RACHEL MARTIN, HOST:
The roughly 77 million Christians who form the worldwide Anglican Communion are getting a new spiritual leader. Rowan Williams, the archbishop of Canterbury, announced this past week that he is stepping down at the end of the year. Vicki Barker reports on how ordinary Anglicans see the change.
(SOUNDBITE OF MUSIC)
VICKI BARKER, BYLINE: The 11 o'clock service at Christ Church Turnham Green in West London. Vicar Richard Moy presides over that rare thing in the Church of England - a thriving congregation.
RICHARD MOY: Apparently, the one common denominator of a growing church, according to national statistics, is a drum kit. We proudly have one on display.
BARKER: The archbishop of Canterbury is a largely distant figure in a vicar's daily life, Moy says. But he can still have a big impact.
MOY: If you have an archbishop who's confidently portraying the faith and enabling other people to access some of the big questions, the difficult questions - through TV, radio - then that really helps on the ground level.
BARKER: Rowan Williams' own track record on that score has been mixed. Widely seen as a holy - some say saintly - man, Williams is also primarily a scholar, whose natural home is the seminar room. That's why Churchwarden Jan Tellick thinks he's done the right thing in stepping down.
JAN TELLICK: My personal view is it's probably good. I think he's a wonderful man, wonderfully intelligent, wonderful academic, but he's not a great communicator.
BARKER: Here's what Britain's media have communicated about Williams: that his last-ditch attempt to prevent schism - a moratorium on appointing any more openly gay bishops - was about to be defeated, that he has ultimately failed to heal the breach between liberals in the shrinking North American Church and the far more conservative - and fastest growing - African congregations.
(SOUNDBITE OF MUSIC)
BARKER: But to many in the pews here in Britain, those issues are tangential to what they see as more central Christian concerns of alleviating physical and spiritual poverty. And players on both sides of Anglicanism's ideological divide here have so far declined to score partisan points over Williams' departure - a reminder that replacing an archbishop of Canterbury is not like selecting an American presidential nominee. Worshipper Phil Quenby has some advice for the next archbishop of Canterbury.

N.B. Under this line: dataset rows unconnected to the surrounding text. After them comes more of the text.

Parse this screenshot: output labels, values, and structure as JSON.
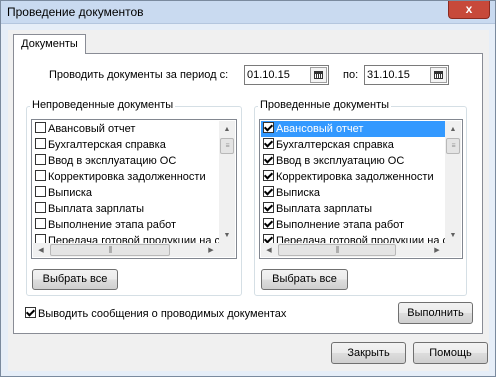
{
  "window": {
    "title": "Проведение документов",
    "close_label": "x"
  },
  "tabs": [
    {
      "label": "Документы"
    }
  ],
  "period": {
    "label": "Проводить документы за период с:",
    "from": "01.10.15",
    "to_label": "по:",
    "to": "31.10.15"
  },
  "unposted": {
    "title": "Непроведенные документы",
    "items": [
      {
        "label": "Авансовый отчет",
        "checked": false
      },
      {
        "label": "Бухгалтерская справка",
        "checked": false
      },
      {
        "label": "Ввод в эксплуатацию ОС",
        "checked": false
      },
      {
        "label": "Корректировка задолженности",
        "checked": false
      },
      {
        "label": "Выписка",
        "checked": false
      },
      {
        "label": "Выплата зарплаты",
        "checked": false
      },
      {
        "label": "Выполнение этапа работ",
        "checked": false
      },
      {
        "label": "Передача готовой продукции на с",
        "checked": false
      }
    ],
    "select_all": "Выбрать все"
  },
  "posted": {
    "title": "Проведенные документы",
    "items": [
      {
        "label": "Авансовый отчет",
        "checked": true,
        "selected": true
      },
      {
        "label": "Бухгалтерская справка",
        "checked": true
      },
      {
        "label": "Ввод в эксплуатацию ОС",
        "checked": true
      },
      {
        "label": "Корректировка задолженности",
        "checked": true
      },
      {
        "label": "Выписка",
        "checked": true
      },
      {
        "label": "Выплата зарплаты",
        "checked": true
      },
      {
        "label": "Выполнение этапа работ",
        "checked": true
      },
      {
        "label": "Передача готовой продукции на с",
        "checked": true
      }
    ],
    "select_all": "Выбрать все"
  },
  "messages_option": {
    "label": "Выводить сообщения о проводимых документах",
    "checked": true
  },
  "buttons": {
    "run": "Выполнить",
    "close": "Закрыть",
    "help": "Помощь"
  },
  "icons": {
    "close": "close-icon",
    "calendar": "calendar-icon",
    "checkbox": "checkbox-icon",
    "scroll_up": "scroll-up-arrow-icon",
    "scroll_down": "scroll-down-arrow-icon",
    "scroll_left": "scroll-left-arrow-icon",
    "scroll_right": "scroll-right-arrow-icon"
  },
  "colors": {
    "selection": "#3399ff",
    "title_bar": "#c9daf0",
    "close_button": "#c7493a"
  }
}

PHIL QUENBY: Controversy about homosexuality or any other issue - those things in themselves are side issues. Go back to the central message. Stick firm with that, and everything else will come right.
BARKER: There is a growing sense among British Anglicans that the way things will come right is for the different sides to go their separate ways. That will be a matter for Rowan Williams' successor. Williams himself has said that whoever holds the job of archbishop needs the constitution of an ox and the hide of a rhinoceros. For NPR News, I'm Vicki Barker in London.
MARTIN: This is NPR News. Transcript provided by NPR, Copyright NPR.